AEPCC is the Australian Early Psychosis Collaborative Consortium (we call it AEPCC, pronounced ‘APEX’) – a groundbreaking project all about improving the lives of young people experiencing psychosis.
Our goals are to:
We can only achieve these goals by partnering with researchers, clinicians, mental health advocates, policy makers and, most importantly, with the lived experience community, who are at the heart of our work.
AEPCC is working to have three programs up and running by December 2023:
- a Lived Experience Network;
- a Clinical Trials and Translation Network; and
- a Clinical Quality Registry.
The lived experience community
The early psychosis lived experience community is central to AEPCC’s work.
This community includes the thousands of young Australians who experience psychosis every year, as well as carers, family members and countless other loved ones who walk alongside them in their recovery journey.
As psychosis can affect anyone, the early psychosis community is a truly diverse group – with an even more diverse set of needs.
AEPCC aims to not only identify these needs, but also to enact meaningful change to ensure they are met.
AEPCC Lived Experience Network (LEN)
We want people with lived experience to be integral to AEPCC’s leadership and decision-making.
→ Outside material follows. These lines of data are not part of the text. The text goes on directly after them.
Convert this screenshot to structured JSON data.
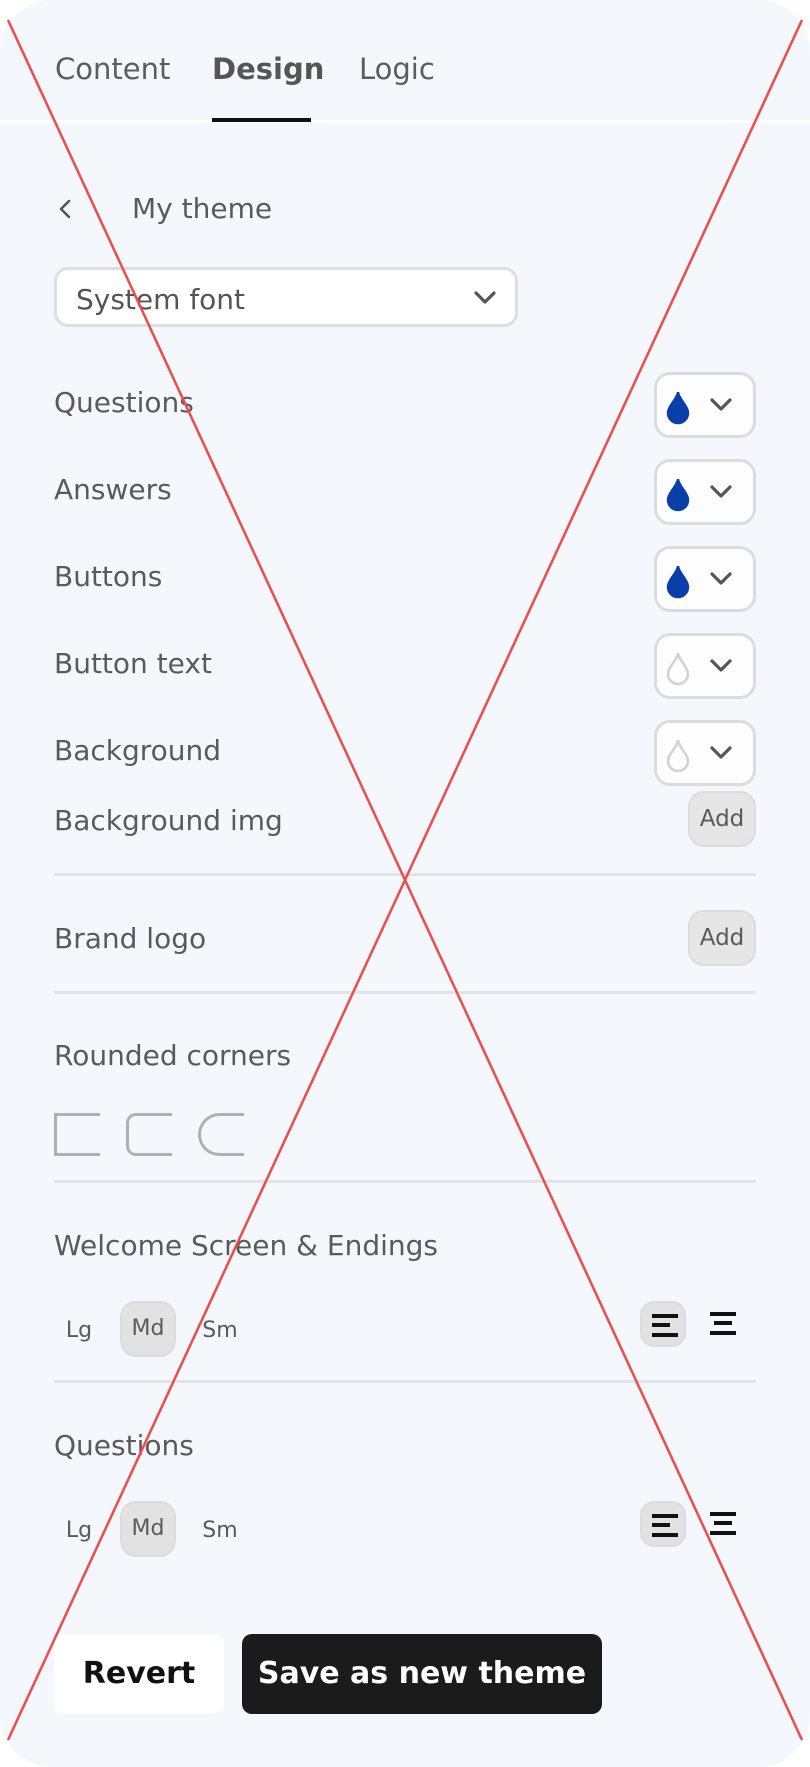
{
  "tabs": [
    {
      "label": "Content",
      "active": false
    },
    {
      "label": "Design",
      "active": true
    },
    {
      "label": "Logic",
      "active": false
    }
  ],
  "theme": {
    "back_icon": "chevron-left-icon",
    "name": "My theme"
  },
  "font_select": {
    "value": "System font",
    "icon": "chevron-down-icon"
  },
  "colors": [
    {
      "label": "Questions",
      "color": "#0a3ea8",
      "filled": true
    },
    {
      "label": "Answers",
      "color": "#0a3ea8",
      "filled": true
    },
    {
      "label": "Buttons",
      "color": "#0a3ea8",
      "filled": true
    },
    {
      "label": "Button text",
      "color": "#ffffff",
      "filled": false
    },
    {
      "label": "Background",
      "color": "#ffffff",
      "filled": false
    }
  ],
  "background_img": {
    "label": "Background img",
    "button": "Add"
  },
  "brand_logo": {
    "label": "Brand logo",
    "button": "Add"
  },
  "rounded_corners": {
    "label": "Rounded corners",
    "options": [
      "none",
      "small",
      "large"
    ]
  },
  "welcome_screen": {
    "label": "Welcome Screen & Endings",
    "sizes": [
      "Lg",
      "Md",
      "Sm"
    ],
    "selected_size": "Md",
    "alignments": [
      "left",
      "center"
    ],
    "selected_alignment": "left"
  },
  "questions_layout": {
    "label": "Questions",
    "sizes": [
      "Lg",
      "Md",
      "Sm"
    ],
    "selected_size": "Md",
    "alignments": [
      "left",
      "center"
    ],
    "selected_alignment": "left"
  },
  "actions": {
    "revert": "Revert",
    "save": "Save as new theme"
  },
  "overlay_color": "#f04a4a"
}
Most importantly, we want to achieve this in a way that’s authentic and impactful.
So, we’re setting up a Lived Experience Network (LEN) with members from across Australia.
This network will connect early and emerging psychosis service users from all walks of life, offering a shared space for people with lived experience to connect, reflect collectively and influence AEPCC’s work.
This national network will collaborate with the other two AEPCC programs to:
- shape policy;
- identify areas of improvement in early psychosis research and treatment;
- advocate for marginalised voices; and
- explore ways of raising awareness and combatting stigma.
AEPCC Clinical Trials and Translation Network (CTTN)
A clinical trials network is a collective of researchers working collaboratively to identify important research questions, carry out high-quality research and, ultimately, use this research to improve care.
At AEPCC, we’re applying these principles to the early psychosis sector and creating a Clinical Trials and Translation Network (CTTN) of our own. We’ve added an extra element – translation – to make sure research findings are translated into real-world practice.
Research into early psychosis is essential – it offers us valuable insight into the condition, helps us understand the causes of psychosis and helps us identify which treatments are most effective.
The better the quality of research, the better we can tailor treatment to the needs of the individual and, in doing so, improve people’s lives.
The AEPCC CTTN will be set up to endorse large-scale, high-quality research, and support the translation of results into clinical practice.
AEPCC Clinical Quality Registry (CQR)
Clinical quality registries are databases set up to collect health-related information from a group of people. These people might be diagnosed with a specific condition, or they could be accessing a specific service or type of treatment.
Clinical quality registries are powerful tools to improve care and are used across healthcare.
At AEPCC, we’re setting up a Clinical Quality Registry (CQR) for early psychosis, which will be the first of its kind in Australia.
Analysing the data collected will give us greater insight into treatment, care, and symptoms related to early psychosis, and will hopefully lead to improved outcomes for the lived experience community.